Uneven Faces: This may mean that the flanges are too thin. Remember that faces should always be sufficiently rigid not to be distorted by bolt load. Flange faces should also always be parallel and bolt load should never be relied upon to pull flanges together. Bolts should be tightened in proper sequence as noted above to prevent “cocking.”
Damage/Dirt: Every attention should be given to ensure that faces are clean, flat, and free from imperfections too deep for the gasket material to completely fill. Care should be taken in removal of old gasket material. While it should be completely removed, overzealous cleaning could damage the metal surface. Faces should be wire brushed down to clean metal, and serrations should be perfectly clean.
There are many ways in which the gasket condition and material can have an enormous impact on performance and safety:
Loss of resilience/contact with faces: Are you re-using old gaskets? THE RE-USE OF GASKETS IS HIGHLY DISCOURAGED. Especially with heat exchangers, re-using old gaskets can lead to serious and dangerous safety issues. The older gasket will have hardened and can no longer be relied upon for safe sealing. Furthermore, the initial cost of a new gasket is far less than any downtime costs to replace an old, faulty gasket.
Rapidly deteriorating gasket material: This likely means that the gasket material is incompatible with the contained fluid/temperature. Recheck material recommendations (chemical compatibility) and select an appropriate gasket.
Extrusion: If the gasket is extruding from the faces, this likely means excessive use of jointing compounds. Unless specified, the use of compounds and paste is not recommended. These act as lubricants which reduce friction between the gasket and the metal facings and thereby reduce the load bearing properties. Where non-stick finish is required, it can be applied during production of the gasket material.
Incorrect dimensions: Gaskets should always have clean cut edges slightly larger than that of the vessel or pipe; that is, the gasket should not protrude into the flow path of the fluid.
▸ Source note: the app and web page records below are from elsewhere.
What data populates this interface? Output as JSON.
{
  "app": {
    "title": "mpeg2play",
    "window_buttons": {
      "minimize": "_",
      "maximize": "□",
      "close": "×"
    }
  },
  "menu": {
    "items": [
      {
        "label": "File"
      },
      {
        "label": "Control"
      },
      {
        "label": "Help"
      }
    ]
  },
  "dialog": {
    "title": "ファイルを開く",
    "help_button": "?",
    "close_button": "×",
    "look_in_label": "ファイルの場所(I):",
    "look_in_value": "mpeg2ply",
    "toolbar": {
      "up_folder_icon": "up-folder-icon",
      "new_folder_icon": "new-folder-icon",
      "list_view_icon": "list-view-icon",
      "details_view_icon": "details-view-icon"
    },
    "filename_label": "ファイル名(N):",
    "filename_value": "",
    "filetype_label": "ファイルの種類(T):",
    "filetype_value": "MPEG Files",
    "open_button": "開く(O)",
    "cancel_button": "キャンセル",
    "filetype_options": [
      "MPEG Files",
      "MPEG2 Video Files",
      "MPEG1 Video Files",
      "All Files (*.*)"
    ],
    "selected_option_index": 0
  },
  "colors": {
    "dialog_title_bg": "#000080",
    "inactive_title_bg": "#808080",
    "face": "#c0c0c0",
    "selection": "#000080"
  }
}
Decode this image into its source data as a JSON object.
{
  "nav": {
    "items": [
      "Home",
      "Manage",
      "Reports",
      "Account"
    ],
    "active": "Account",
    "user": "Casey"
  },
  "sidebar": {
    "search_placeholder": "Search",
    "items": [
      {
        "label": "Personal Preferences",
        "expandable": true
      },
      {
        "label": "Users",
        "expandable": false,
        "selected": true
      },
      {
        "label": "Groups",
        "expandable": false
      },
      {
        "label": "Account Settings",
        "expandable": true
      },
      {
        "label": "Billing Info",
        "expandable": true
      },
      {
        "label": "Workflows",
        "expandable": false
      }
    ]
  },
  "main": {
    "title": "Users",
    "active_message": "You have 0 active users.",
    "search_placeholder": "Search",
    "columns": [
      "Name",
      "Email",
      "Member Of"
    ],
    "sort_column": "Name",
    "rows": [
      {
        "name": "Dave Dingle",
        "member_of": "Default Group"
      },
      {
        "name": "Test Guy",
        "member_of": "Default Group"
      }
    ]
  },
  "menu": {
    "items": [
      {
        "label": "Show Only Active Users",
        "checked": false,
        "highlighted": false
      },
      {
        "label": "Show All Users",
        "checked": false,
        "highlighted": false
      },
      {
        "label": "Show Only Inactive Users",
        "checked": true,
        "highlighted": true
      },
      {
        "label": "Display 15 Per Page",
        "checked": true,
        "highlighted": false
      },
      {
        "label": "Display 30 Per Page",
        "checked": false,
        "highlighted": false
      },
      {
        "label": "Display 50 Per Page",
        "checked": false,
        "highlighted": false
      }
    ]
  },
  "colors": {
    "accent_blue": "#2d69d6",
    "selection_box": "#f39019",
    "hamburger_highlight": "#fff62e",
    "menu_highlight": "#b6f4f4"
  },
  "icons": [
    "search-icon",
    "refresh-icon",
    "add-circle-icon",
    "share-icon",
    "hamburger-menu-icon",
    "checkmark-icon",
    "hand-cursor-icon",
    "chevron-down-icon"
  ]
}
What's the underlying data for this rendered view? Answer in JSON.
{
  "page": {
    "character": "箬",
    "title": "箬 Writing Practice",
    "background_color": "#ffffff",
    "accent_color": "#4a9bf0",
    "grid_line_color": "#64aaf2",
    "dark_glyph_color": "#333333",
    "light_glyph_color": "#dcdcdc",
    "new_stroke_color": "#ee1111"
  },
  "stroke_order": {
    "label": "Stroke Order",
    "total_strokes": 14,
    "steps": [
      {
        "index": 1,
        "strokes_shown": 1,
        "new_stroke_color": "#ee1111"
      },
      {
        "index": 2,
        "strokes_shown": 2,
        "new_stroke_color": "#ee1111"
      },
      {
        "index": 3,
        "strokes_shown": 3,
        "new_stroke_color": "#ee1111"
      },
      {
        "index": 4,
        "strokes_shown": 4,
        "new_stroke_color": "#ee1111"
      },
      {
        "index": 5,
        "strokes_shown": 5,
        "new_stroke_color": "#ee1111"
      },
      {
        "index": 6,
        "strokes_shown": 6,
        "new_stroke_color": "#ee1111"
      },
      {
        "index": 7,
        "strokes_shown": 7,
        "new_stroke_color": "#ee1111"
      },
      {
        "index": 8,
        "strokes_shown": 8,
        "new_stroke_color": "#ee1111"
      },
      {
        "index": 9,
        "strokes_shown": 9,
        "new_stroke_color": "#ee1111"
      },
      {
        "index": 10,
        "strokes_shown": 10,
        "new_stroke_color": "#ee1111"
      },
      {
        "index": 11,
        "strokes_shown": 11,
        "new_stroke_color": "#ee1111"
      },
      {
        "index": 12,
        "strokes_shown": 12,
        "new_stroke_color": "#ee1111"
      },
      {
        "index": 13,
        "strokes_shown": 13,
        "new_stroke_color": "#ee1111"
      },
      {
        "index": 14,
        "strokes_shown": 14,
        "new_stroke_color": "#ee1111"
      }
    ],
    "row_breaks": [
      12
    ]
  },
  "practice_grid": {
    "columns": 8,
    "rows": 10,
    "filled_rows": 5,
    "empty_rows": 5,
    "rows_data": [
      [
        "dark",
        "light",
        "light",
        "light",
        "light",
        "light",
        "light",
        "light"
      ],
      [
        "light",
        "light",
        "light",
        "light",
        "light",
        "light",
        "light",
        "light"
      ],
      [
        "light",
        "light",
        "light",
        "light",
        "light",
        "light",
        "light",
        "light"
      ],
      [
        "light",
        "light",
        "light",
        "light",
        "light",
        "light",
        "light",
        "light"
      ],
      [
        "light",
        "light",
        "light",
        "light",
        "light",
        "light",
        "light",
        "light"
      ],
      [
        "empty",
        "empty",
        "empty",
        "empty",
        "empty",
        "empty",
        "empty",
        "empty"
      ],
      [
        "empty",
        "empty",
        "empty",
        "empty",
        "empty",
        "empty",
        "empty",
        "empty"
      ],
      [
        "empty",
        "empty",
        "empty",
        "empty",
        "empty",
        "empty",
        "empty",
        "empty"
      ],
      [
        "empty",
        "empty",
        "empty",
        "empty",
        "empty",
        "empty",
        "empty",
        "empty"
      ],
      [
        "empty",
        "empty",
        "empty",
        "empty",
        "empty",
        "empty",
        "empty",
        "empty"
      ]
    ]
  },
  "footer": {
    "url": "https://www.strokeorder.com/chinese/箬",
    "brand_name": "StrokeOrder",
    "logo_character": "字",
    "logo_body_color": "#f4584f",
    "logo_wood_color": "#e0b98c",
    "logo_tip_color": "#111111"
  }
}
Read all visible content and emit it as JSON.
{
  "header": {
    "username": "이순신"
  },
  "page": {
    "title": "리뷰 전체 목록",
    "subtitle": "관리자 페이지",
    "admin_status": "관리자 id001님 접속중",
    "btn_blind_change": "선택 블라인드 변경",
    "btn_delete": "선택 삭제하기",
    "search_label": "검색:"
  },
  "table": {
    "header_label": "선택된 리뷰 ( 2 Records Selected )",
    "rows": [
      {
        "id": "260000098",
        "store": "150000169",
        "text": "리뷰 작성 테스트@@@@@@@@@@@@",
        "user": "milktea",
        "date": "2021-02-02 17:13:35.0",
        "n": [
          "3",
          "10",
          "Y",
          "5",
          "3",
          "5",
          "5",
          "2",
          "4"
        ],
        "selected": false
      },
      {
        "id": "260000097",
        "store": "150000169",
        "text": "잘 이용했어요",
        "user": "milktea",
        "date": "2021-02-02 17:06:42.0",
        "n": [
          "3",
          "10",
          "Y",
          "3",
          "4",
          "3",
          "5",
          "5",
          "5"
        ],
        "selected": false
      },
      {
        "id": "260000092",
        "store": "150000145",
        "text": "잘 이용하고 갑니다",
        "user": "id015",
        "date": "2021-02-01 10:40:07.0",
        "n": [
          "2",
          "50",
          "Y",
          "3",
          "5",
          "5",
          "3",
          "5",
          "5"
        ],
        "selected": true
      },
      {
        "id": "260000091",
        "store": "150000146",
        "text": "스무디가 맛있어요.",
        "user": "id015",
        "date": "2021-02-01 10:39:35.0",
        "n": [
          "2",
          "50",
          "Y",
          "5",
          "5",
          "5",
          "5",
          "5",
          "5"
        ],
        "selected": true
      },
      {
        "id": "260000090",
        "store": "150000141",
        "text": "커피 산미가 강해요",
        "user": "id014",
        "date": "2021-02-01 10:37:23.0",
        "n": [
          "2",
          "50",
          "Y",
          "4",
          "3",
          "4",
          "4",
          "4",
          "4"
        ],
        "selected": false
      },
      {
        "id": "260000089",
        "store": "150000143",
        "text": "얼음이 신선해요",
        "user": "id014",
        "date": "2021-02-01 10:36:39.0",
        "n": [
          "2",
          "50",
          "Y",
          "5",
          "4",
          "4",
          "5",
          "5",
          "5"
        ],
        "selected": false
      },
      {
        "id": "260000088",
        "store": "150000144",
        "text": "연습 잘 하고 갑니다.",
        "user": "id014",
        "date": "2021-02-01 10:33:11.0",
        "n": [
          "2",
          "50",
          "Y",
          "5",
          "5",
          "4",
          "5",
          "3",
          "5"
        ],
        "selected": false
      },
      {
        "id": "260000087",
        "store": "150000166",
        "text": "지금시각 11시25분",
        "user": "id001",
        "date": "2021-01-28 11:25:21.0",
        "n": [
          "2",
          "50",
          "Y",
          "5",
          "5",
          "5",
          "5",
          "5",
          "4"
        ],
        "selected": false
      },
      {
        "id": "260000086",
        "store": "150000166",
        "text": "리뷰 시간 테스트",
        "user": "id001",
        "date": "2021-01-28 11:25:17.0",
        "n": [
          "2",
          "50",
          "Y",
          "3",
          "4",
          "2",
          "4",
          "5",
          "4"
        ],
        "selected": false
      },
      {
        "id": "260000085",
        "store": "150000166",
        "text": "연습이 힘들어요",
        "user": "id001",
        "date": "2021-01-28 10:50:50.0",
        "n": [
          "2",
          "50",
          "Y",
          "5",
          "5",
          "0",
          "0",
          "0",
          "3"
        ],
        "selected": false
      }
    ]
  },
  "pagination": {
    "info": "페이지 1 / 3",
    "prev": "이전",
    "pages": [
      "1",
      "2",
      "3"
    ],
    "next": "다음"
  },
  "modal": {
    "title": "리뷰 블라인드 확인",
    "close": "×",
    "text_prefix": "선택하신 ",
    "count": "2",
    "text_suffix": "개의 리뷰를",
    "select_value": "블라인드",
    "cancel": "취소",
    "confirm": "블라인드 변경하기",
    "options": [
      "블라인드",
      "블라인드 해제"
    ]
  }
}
If it does there is a design or manufacturing error that needs to be corrected. Protrusion could create turbulence in addition to restricting flow. The gasket could also suffer damage through erosion by the fluid. Providing the gasket is compressed over the entire face, there is little likelihood of absorption of the fluid. Black holes should be sufficiently large to allow a clearance around the bolts.
For more information or for assistance with a specific application, contact Chesterton today to learn more about their heat exchanger sealing solutions.
Free Download: Chesterton’s Flange Sealing Guide — Basics & Best Practices
Learn best practices for gaskets and bolted connections including:
• Jointing methods
• How to select the proper gasket
• Factors affecting bolted joints
• Gasket test standards
• Sealing considerations based on heat exchanger types
• Installation/disassembly procedures
• Sample Heat Exchanger Data Collection Sheet
About the Author
Ron Frisard is Field Product Manager of Packing & Gaskets for A.W. Chesterton Company. He has worked for Chesterton for 27 years in all facets of valve and pump packing. Ron has presented at many conferences including the Electric Power Research Institute (EPRI), the American Society of Mechanical Engineers (ASME), and Valve World in Europe and America. Ron is also currently the Vice Chair for both the Packing and Gasketing divisions of the Fluid Sealing Association (FSA).